“The classic visual representation of climate change is a dramatic video of distant melting glaciers and stranded polar bears,” wrote Johns Hopkins Bloomberg School of Public Health faculty members Drs. Mary Fox and Tom Burke in a recent commentary. “The public health reality is that the environment is a key determinant of human health, and climate change is now affecting the health and well-being of communities throughout the world.”

Indeed, extreme weather events – from stronger hurricanes to deadlier wildfires – are wreaking havoc across the United States, and they’re only the most visible result of climate change. Communities across the country are also grappling with other consequences like extreme heat, poor air quality, and more frequent incidence of vector-borne diseases.

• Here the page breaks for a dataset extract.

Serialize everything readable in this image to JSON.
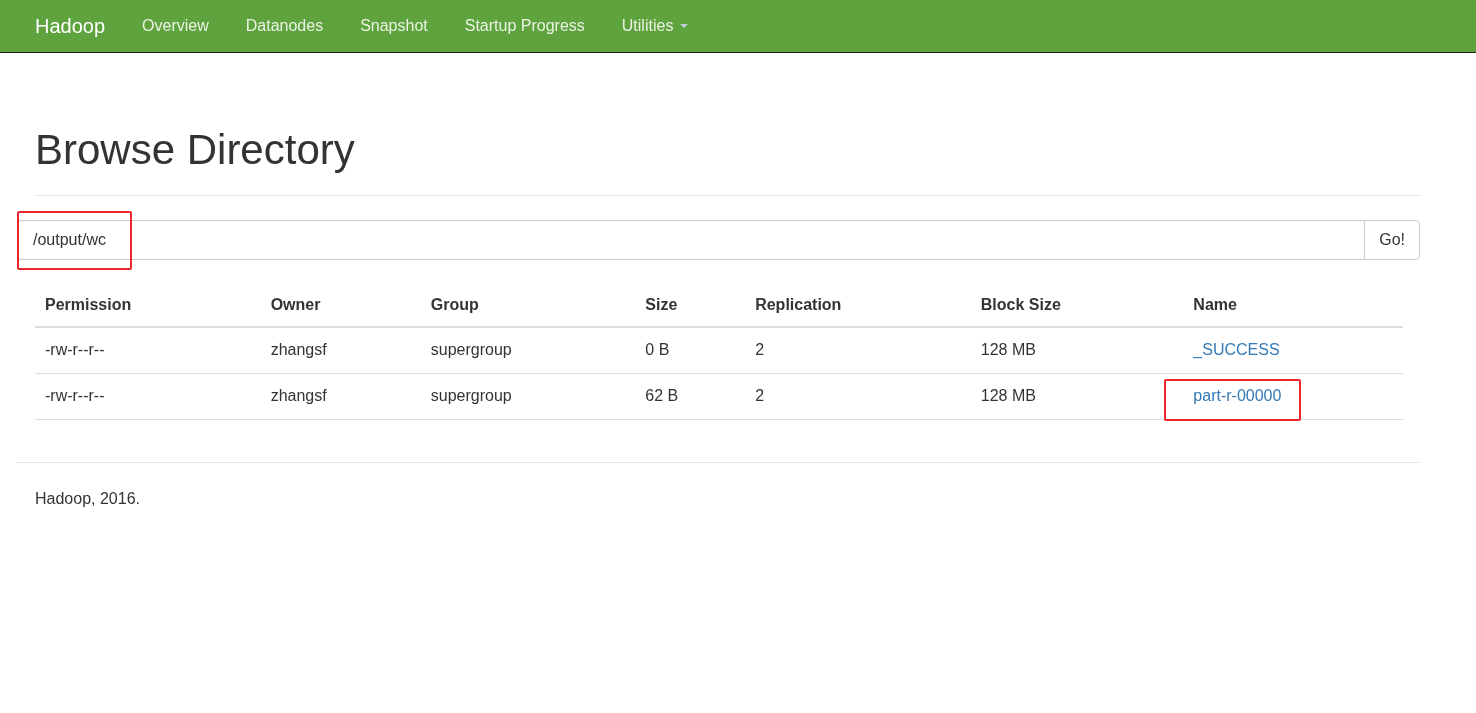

Though climate change and its myriad effects have often been thought of as a future threat, recent news has made clear the need for urgent action.

Most public health directors believe climate change is a serious health challenge, but few reported having the necessary capacity and expertise to respond. 

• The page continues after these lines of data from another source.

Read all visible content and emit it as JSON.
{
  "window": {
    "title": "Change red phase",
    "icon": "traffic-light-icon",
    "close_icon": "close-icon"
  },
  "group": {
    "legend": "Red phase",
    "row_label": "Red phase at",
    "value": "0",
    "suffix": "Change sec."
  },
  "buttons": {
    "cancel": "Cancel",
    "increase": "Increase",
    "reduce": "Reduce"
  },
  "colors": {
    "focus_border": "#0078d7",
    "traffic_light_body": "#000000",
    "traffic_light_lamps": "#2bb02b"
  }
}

Now, to help communities prepare for and adapt to a changing climate, Fox and Burke and their colleague Dr. Mary Sheehan, with support from the Bloomberg American Health Initiative, have created a free online course. The course is available to policymakers, practitioners, and anyone with an interest in protecting health as the world warms. 

The course, “Protecting Public Health in a Changing Climate: A Primer for City, Local, and Regional Action,” includes lectures that cover: 

  • Climate science

  • Impacts of climate change on health and well-being

  • Public health tools and assessment frameworks, and 

  • Climate adaptive public health policy and practice.  

The course emphases the importance of effective communication and practical solutions, and features interviews with prominent practitioners and policymakers.

Each module contains two to three hours of recorded content prepared in brief 12-18 minute segments.  

Fox, Burke and Sheehan hope that the course will reach public health practitioners, but no prior public health knowledge is required, so the course is appropriate for general audiences, both in the United States and internationally.  

Visit Coursera to learn more or enroll in the course